CodeQL documentation

Incomplete regular expression for hostnames

ID: py/incomplete-hostname-regexp
Kind: problem
Security severity: 7.8
Severity: warning
Precision: high
   - correctness
   - security
   - external/cwe/cwe-020
Query suites:
   - python-code-scanning.qls
   - python-security-extended.qls
   - python-security-and-quality.qls

Click to see the query in the CodeQL repository

Sanitizing untrusted URLs is a common technique for preventing attacks such as request forgeries and malicious redirections. Often, this is done by checking that the host of a URL is in a set of allowed hosts.

If a regular expression implements such a check, it is easy to accidentally make the check too permissive by not escaping the . meta-characters appropriately.

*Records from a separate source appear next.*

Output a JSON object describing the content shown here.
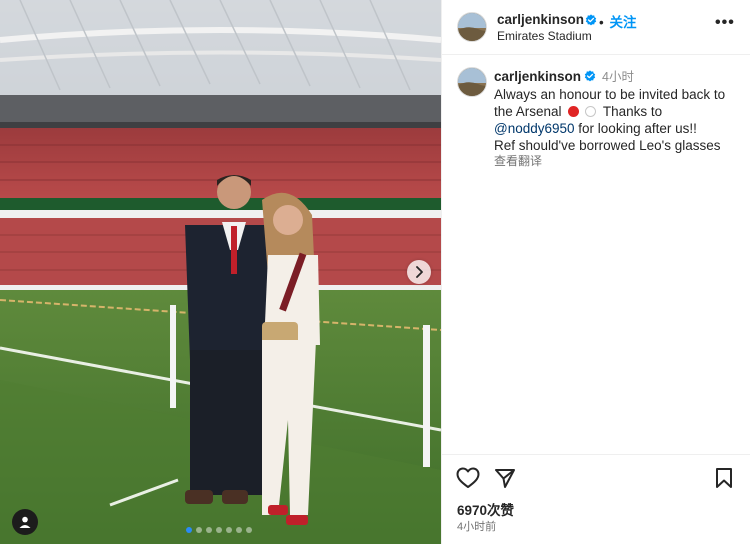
{
  "post": {
    "username": "carljenkinson",
    "follow_separator": "•",
    "follow_label": "关注",
    "location": "Emirates Stadium",
    "more_label": "•••",
    "caption": {
      "time": "4小时",
      "line1": "Always an honour to be invited back to",
      "line2_prefix": "the Arsenal",
      "line2_suffix": "Thanks to",
      "mention": "@noddy6950",
      "line3_suffix": "for looking after us!!",
      "line4": "Ref should've borrowed Leo's glasses",
      "translate": "查看翻译"
    },
    "likes": "6970次赞",
    "post_time": "4小时前"
  },
  "carousel": {
    "slides": 7,
    "active_index": 0
  },
  "icons": {
    "verified": "verified-badge-icon",
    "like": "heart-icon",
    "share": "send-icon",
    "save": "bookmark-icon",
    "next": "chevron-right-icon",
    "tag": "user-tag-icon"
  },
  "colors": {
    "accent": "#0095f6",
    "verified": "#0095f6",
    "active_dot": "#2a8af6"
  }
}
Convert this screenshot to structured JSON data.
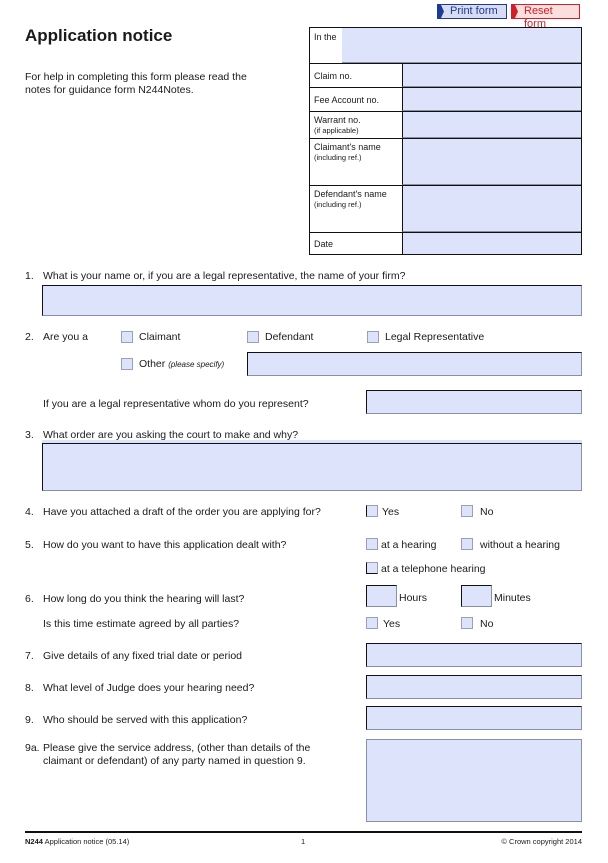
{
  "toolbar": {
    "print_label": "Print form",
    "reset_label": "Reset form",
    "print_color": "#1f3a94",
    "reset_color": "#d0202a"
  },
  "header": {
    "title": "Application notice",
    "help_line1": "For help in completing this form please read the",
    "help_line2": "notes for guidance form N244Notes."
  },
  "court_box": {
    "in_the": "In the",
    "claim_no": "Claim no.",
    "fee_account_no": "Fee Account no.",
    "warrant_no": "Warrant no.",
    "warrant_sub": "(if applicable)",
    "claimant_name": "Claimant's name",
    "claimant_sub": "(including ref.)",
    "defendant_name": "Defendant's name",
    "defendant_sub": "(including ref.)",
    "date": "Date",
    "field_color": "#dde3fb"
  },
  "questions": {
    "q1": {
      "num": "1.",
      "text": "What is your name or, if you are a legal representative, the name of your firm?"
    },
    "q2": {
      "num": "2.",
      "text": "Are you a",
      "options": [
        "Claimant",
        "Defendant",
        "Legal Representative"
      ],
      "other_label": "Other",
      "other_hint": "(please specify)",
      "rep_text": "If you are a legal representative whom do you represent?"
    },
    "q3": {
      "num": "3.",
      "text": "What order are you asking the court to make and why?"
    },
    "q4": {
      "num": "4.",
      "text": "Have you attached a draft of the order you are applying for?",
      "yes": "Yes",
      "no": "No"
    },
    "q5": {
      "num": "5.",
      "text": "How do you want to have this application dealt with?",
      "options": [
        "at a hearing",
        "without a hearing",
        "at a telephone hearing"
      ]
    },
    "q6": {
      "num": "6.",
      "text": "How long do you think the hearing will last?",
      "hours": "Hours",
      "minutes": "Minutes",
      "agreed_text": "Is this time estimate agreed by all parties?",
      "yes": "Yes",
      "no": "No"
    },
    "q7": {
      "num": "7.",
      "text": "Give details of any fixed trial date or period"
    },
    "q8": {
      "num": "8.",
      "text": "What level of Judge does your hearing need?"
    },
    "q9": {
      "num": "9.",
      "text": "Who should be served with this application?"
    },
    "q9a": {
      "num": "9a.",
      "line1": "Please give the service address, (other than details of the",
      "line2": "claimant or defendant) of any party named in question 9."
    }
  },
  "footer": {
    "form_code": "N244",
    "form_name": "Application notice (05.14)",
    "page_number": "1",
    "copyright": "© Crown copyright 2014"
  }
}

Even if the check is not used in a security-critical context, the incomplete check may still cause undesirable behaviors when it accidentally succeeds.


Escape all meta-characters appropriately when constructing regular expressions for security checks, and pay special attention to the . meta-character.


The following example code checks that a URL redirection will reach the domain, or one of its subdomains.

from flask import Flask, request, redirect
import re

app = Flask(__name__)

UNSAFE_REGEX = re.compile("(www|beta)")
SAFE_REGEX = re.compile(r"(www|beta)\.example\.com/")

def unsafe(request):
    target = request.args.get('target', '')
    if UNSAFE_REGEX.match(target):
        return redirect(target)

def safe(request):
    target = request.args.get('target', '')
    if SAFE_REGEX.match(target):
        return redirect(target)

The unsafe check is easy to bypass because the unescaped . allows for any character before, effectively allowing the redirect to go to an attacker-controlled domain such as

The safe check closes this vulnerability by escaping the . so that URLs of the form are rejected.


  • © GitHub, Inc.
  • Terms
  • Privacy